---------- SUPPLIED MATERIAL

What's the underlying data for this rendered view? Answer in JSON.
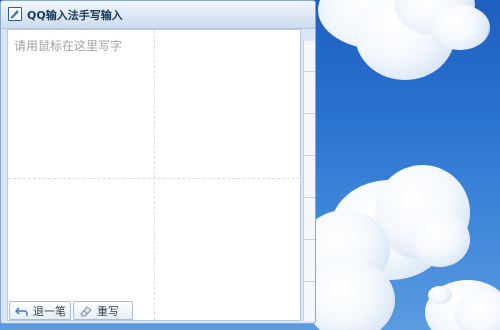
{
  "window": {
    "title": "QQ输入法手写输入"
  },
  "handwriting_pad": {
    "placeholder": "请用鼠标在这里写字"
  },
  "buttons": {
    "undo_label": "退一笔",
    "clear_label": "重写"
  },
  "icons": {
    "app": "handwriting-app-icon",
    "undo": "undo-arrow-icon",
    "clear": "eraser-icon"
  },
  "colors": {
    "title_text": "#1d3a5e",
    "placeholder_text": "#a2a2a2",
    "desktop_sky": "#2a72d0"
  }
}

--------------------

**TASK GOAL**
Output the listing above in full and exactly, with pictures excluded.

**RESPONSE BELOW**
What's the underlying data for this rendered view? Answer in JSON.
{
  "window": {
    "title": "QQ输入法手写输入"
  },
  "handwriting_pad": {
    "placeholder": "请用鼠标在这里写字"
  },
  "buttons": {
    "undo_label": "退一笔",
    "clear_label": "重写"
  },
  "icons": {
    "app": "handwriting-app-icon",
    "undo": "undo-arrow-icon",
    "clear": "eraser-icon"
  },
  "colors": {
    "title_text": "#1d3a5e",
    "placeholder_text": "#a2a2a2",
    "desktop_sky": "#2a72d0"
  }
}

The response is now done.